The fuel tax established more than 20 years ago generates revenue to help pay for highway infrastructure and maintenance. Today, more fuel efficient cars are not producing as many dollars for road projects.

Tax Commissioner Ryan Rauschenberger says the primary source of funding for road maintenance and construction is currently the fuel tax, a little over 20 cents per gallon in state taxes. Rauschenberger thinks that in the future additional revenue may be required.

"Vehicles are changing, primarily, better gas mileage. So you have just as many miles traveled, if not more miles traveled by vehicles, but less fuel being consumed per mile because of fuel efficiencies," Rauschenberger said.

At the government finance committee meeting, legislators said that new measures should be considered to fund the roads.

"Instead of having so much weight on a fuel tax, maybe looking at something like a mileage tax where it would more on how many miles you've traveled, not on how much gasoline or diesel you've consumed," Rauschenberger added.

Finance committee members debated over how to properly apply a new tax. Others questioned what new tax method would work best.

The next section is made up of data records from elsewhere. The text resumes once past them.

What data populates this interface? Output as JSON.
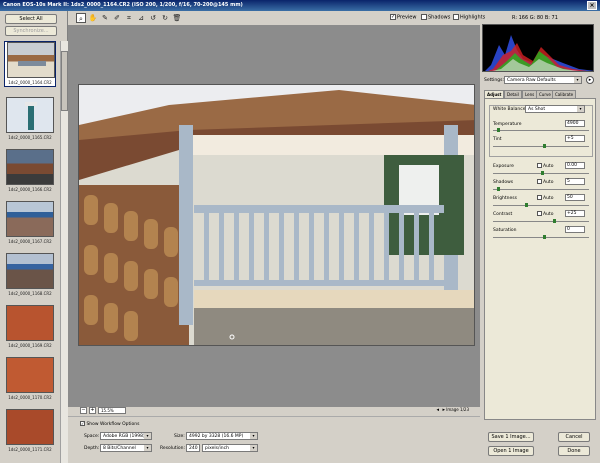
{
  "window": {
    "title": "Canon EOS-10s Mark II: 1ds2_0000_1164.CR2 (ISO 200, 1/200, f/16, 70-200@145 mm)"
  },
  "filmstrip": {
    "select_all_label": "Select All",
    "synchronize_label": "Synchronize...",
    "thumbs": [
      {
        "label": "1ds2_0000_1164.CR2",
        "selected": true
      },
      {
        "label": "1ds2_0000_1165.CR2",
        "selected": false
      },
      {
        "label": "1ds2_0000_1166.CR2",
        "selected": false
      },
      {
        "label": "1ds2_0000_1167.CR2",
        "selected": false
      },
      {
        "label": "1ds2_0000_1168.CR2",
        "selected": false
      },
      {
        "label": "1ds2_0000_1169.CR2",
        "selected": false
      },
      {
        "label": "1ds2_0000_1170.CR2",
        "selected": false
      },
      {
        "label": "1ds2_0000_1171.CR2",
        "selected": false
      }
    ],
    "rating_marks": "• • • • •"
  },
  "toolbar": {
    "preview_label": "Preview",
    "shadows_label": "Shadows",
    "highlights_label": "Highlights",
    "rgb_readout": "R: 166   G: 80   B: 71"
  },
  "preview": {
    "zoom_value": "15.5%",
    "image_count": "Image 1/23"
  },
  "workflow": {
    "show_options_label": "Show Workflow Options",
    "space_label": "Space:",
    "space_value": "Adobe RGB (1998)",
    "size_label": "Size:",
    "size_value": "4992 by 3328 (16.6 MP)",
    "depth_label": "Depth:",
    "depth_value": "8 Bits/Channel",
    "resolution_label": "Resolution:",
    "resolution_value": "240",
    "resolution_unit": "pixels/inch"
  },
  "settings": {
    "label": "Settings:",
    "value": "Camera Raw Defaults"
  },
  "tabs": [
    "Adjust",
    "Detail",
    "Lens",
    "Curve",
    "Calibrate"
  ],
  "adjust": {
    "white_balance_label": "White Balance:",
    "white_balance_value": "As Shot",
    "temperature_label": "Temperature",
    "temperature_value": "4900",
    "tint_label": "Tint",
    "tint_value": "+5",
    "exposure_label": "Exposure",
    "exposure_value": "0.00",
    "shadows_label": "Shadows",
    "shadows_value": "5",
    "brightness_label": "Brightness",
    "brightness_value": "50",
    "contrast_label": "Contrast",
    "contrast_value": "+25",
    "saturation_label": "Saturation",
    "saturation_value": "0",
    "auto_label": "Auto"
  },
  "buttons": {
    "save_label": "Save 1 Image...",
    "open_label": "Open 1 Image",
    "cancel_label": "Cancel",
    "done_label": "Done"
  },
  "colors": {
    "titlebar": "#0a246a",
    "slider_knob": "#2f7d2f"
  }
}
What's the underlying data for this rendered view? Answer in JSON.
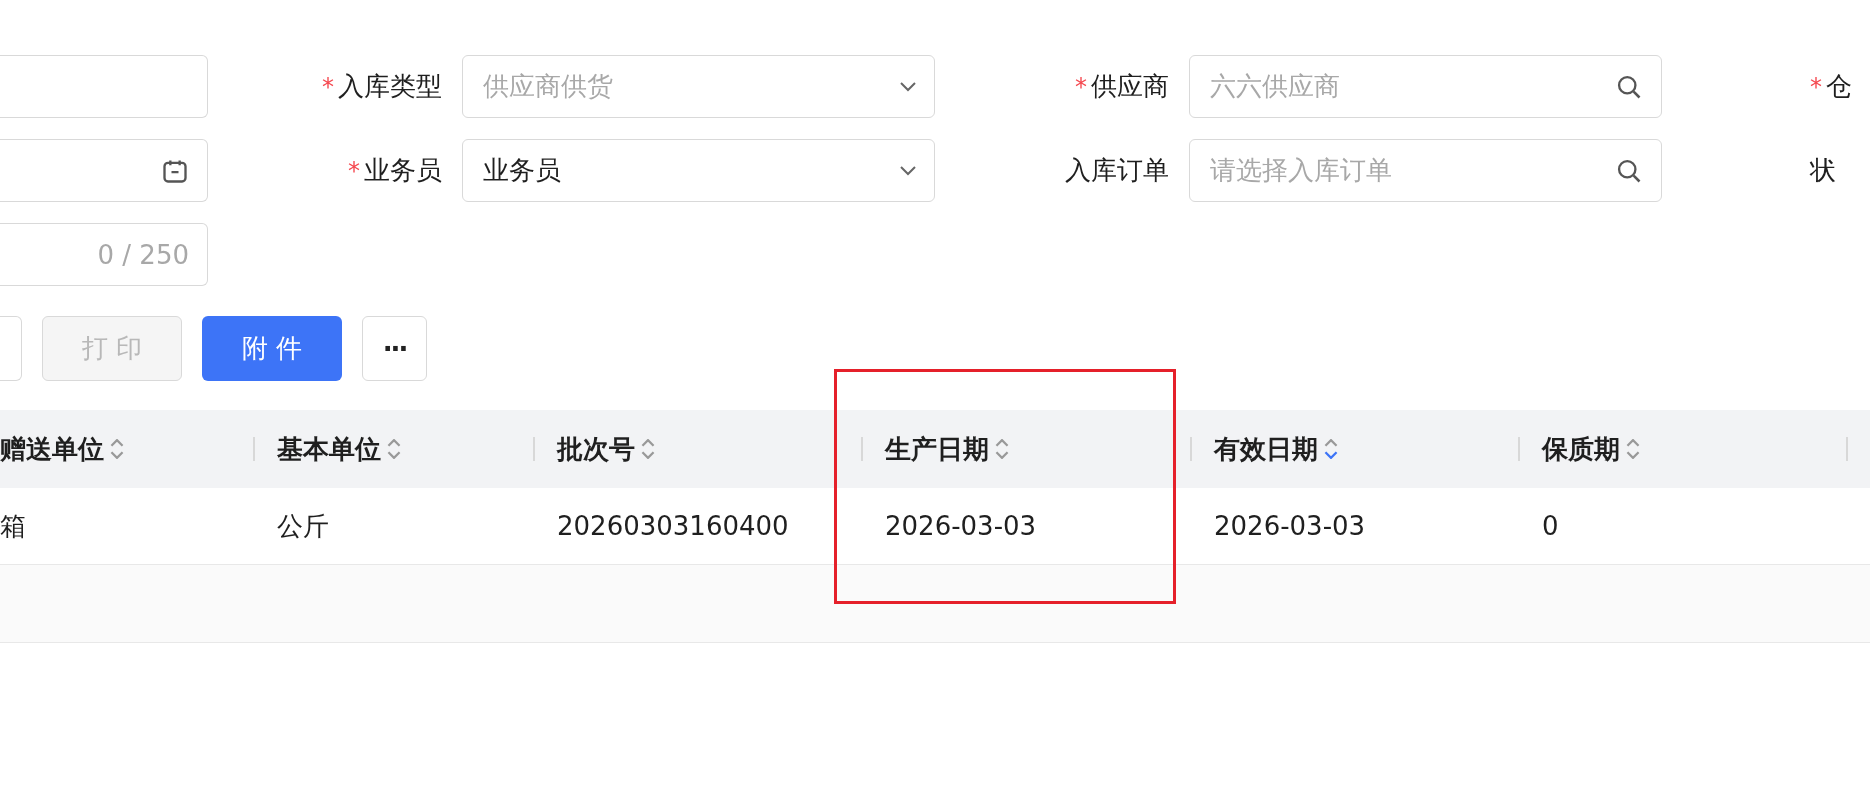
{
  "form": {
    "rows": [
      {
        "left": {
          "kind": "input"
        },
        "fields": [
          {
            "mark": "*",
            "label": "入库类型",
            "kind": "select",
            "placeholder": "供应商供货"
          },
          {
            "mark": "*",
            "label": "供应商",
            "kind": "search",
            "placeholder": "六六供应商"
          },
          {
            "mark": "*",
            "label": "仓",
            "kind": "cut"
          }
        ]
      },
      {
        "left": {
          "kind": "date"
        },
        "fields": [
          {
            "mark": "*",
            "label": "业务员",
            "kind": "select",
            "value": "业务员"
          },
          {
            "label": "入库订单",
            "kind": "search",
            "placeholder": "请选择入库订单"
          },
          {
            "label": "状",
            "kind": "cut"
          }
        ]
      },
      {
        "left": {
          "kind": "textarea",
          "counter": "0 / 250"
        },
        "fields": []
      }
    ]
  },
  "toolbar": [
    {
      "kind": "cut"
    },
    {
      "kind": "default",
      "label": "打 印",
      "disabled": true
    },
    {
      "kind": "primary",
      "label": "附 件"
    },
    {
      "kind": "more",
      "label": "···"
    }
  ],
  "table": {
    "columns": [
      {
        "label": "赠送单位",
        "sorted_descending": false,
        "highlighted": false
      },
      {
        "label": "基本单位",
        "sorted_descending": false,
        "highlighted": false
      },
      {
        "label": "批次号",
        "sorted_descending": false,
        "highlighted": false
      },
      {
        "label": "生产日期",
        "sorted_descending": false,
        "highlighted": true
      },
      {
        "label": "有效日期",
        "sorted_descending": true,
        "highlighted": false
      },
      {
        "label": "保质期",
        "sorted_descending": false,
        "highlighted": false
      },
      {
        "highlighted": false
      }
    ],
    "rows": [
      [
        "箱",
        "公斤",
        "20260303160400",
        "2026-03-03",
        "2026-03-03",
        "0"
      ]
    ]
  }
}
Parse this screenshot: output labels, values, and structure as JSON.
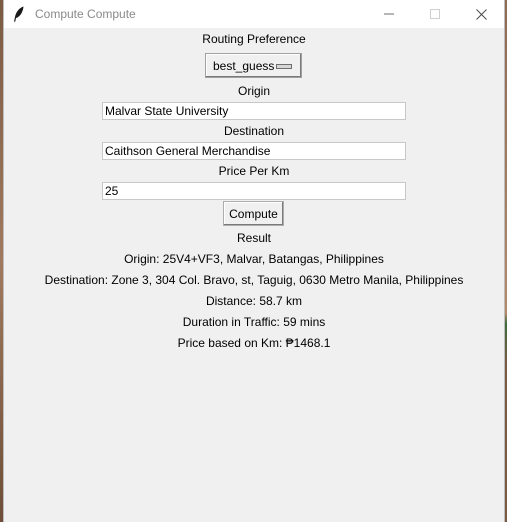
{
  "window": {
    "title": "Compute Compute"
  },
  "routing": {
    "label": "Routing Preference",
    "selected": "best_guess"
  },
  "origin": {
    "label": "Origin",
    "value": "Malvar State University"
  },
  "destination": {
    "label": "Destination",
    "value": "Caithson General Merchandise"
  },
  "price": {
    "label": "Price Per Km",
    "value": "25"
  },
  "compute": {
    "label": "Compute"
  },
  "result": {
    "label": "Result",
    "origin": "Origin: 25V4+VF3, Malvar, Batangas, Philippines",
    "destination": "Destination: Zone 3, 304 Col. Bravo, st, Taguig, 0630 Metro Manila, Philippines",
    "distance": "Distance: 58.7 km",
    "duration": "Duration in Traffic: 59 mins",
    "price": "Price based on Km: ₱1468.1"
  },
  "icons": {
    "app": "feather-icon",
    "minimize": "minimize-icon",
    "maximize": "maximize-icon",
    "close": "close-icon"
  }
}
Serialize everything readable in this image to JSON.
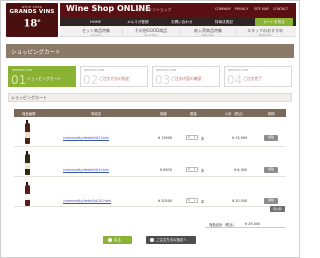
{
  "header": {
    "logo": {
      "line1": "wine shop",
      "line2": "GRANDS VINS",
      "line3": "18",
      "line3_sup": "e"
    },
    "title": "Wine Shop ONLINE",
    "subtitle": "オンラインショップ",
    "utility_links": [
      "COMPANY",
      "PRIVACY",
      "SITE MAP",
      "CONTACT"
    ],
    "nav": [
      "HOME",
      "メルマガ登録",
      "お問い合わせ",
      "特商法表記"
    ],
    "cart_button": "カートを見る",
    "sub_nav": [
      {
        "label": "セット商品特集",
        "en": "Set Item"
      },
      {
        "label": "その他GOOD商品",
        "en": "Good Item"
      },
      {
        "label": "新入荷商品特集",
        "en": "New Item"
      },
      {
        "label": "スタッフのおすすめ",
        "en": "Staff Item"
      }
    ]
  },
  "page_title": "ショッピングカート",
  "steps": [
    {
      "tag": "REGISTER STEP",
      "num": "01",
      "label": "ショッピングカート",
      "active": true
    },
    {
      "tag": "REGISTER STEP",
      "num": "02",
      "label": "ご注文方法の指定",
      "active": false
    },
    {
      "tag": "REGISTER STEP",
      "num": "03",
      "label": "ご注文内容の確認",
      "active": false
    },
    {
      "tag": "REGISTER STEP",
      "num": "04",
      "label": "ご注文完了",
      "active": false
    }
  ],
  "section_title": "ショッピングカート",
  "table": {
    "headers": [
      "商品画像",
      "商品名",
      "価格",
      "数量",
      "小計（税込）",
      "削除"
    ],
    "rows": [
      {
        "name": "/commodity/detail/id/2.html",
        "price": "¥ 13900",
        "qty": "1",
        "unit": "本",
        "subtotal": "¥ 13,900",
        "delete": "削除"
      },
      {
        "name": "/commodity/detail/id/4.html",
        "price": "¥ 6300",
        "qty": "1",
        "unit": "本",
        "subtotal": "¥ 6,300",
        "delete": "削除"
      },
      {
        "name": "/commodity/detail/id/10.html",
        "price": "¥ 20500",
        "qty": "1",
        "unit": "本",
        "subtotal": "¥ 20,500",
        "delete": "削除"
      }
    ]
  },
  "recalc_button": "再計算",
  "total": {
    "label": "商品合計（税込）",
    "value": "¥ 29,400"
  },
  "buttons": {
    "back": "戻る",
    "next": "ご注文方法の指定へ"
  },
  "colors": {
    "brand": "#5a0f12",
    "accent": "#8ab233",
    "band": "#8c7a68",
    "table_head": "#7a6a5a"
  }
}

President Donald Trump in his infrastructure plan proposed opening some new options to states for raising funds, like allowing states to turn interstates into toll roads.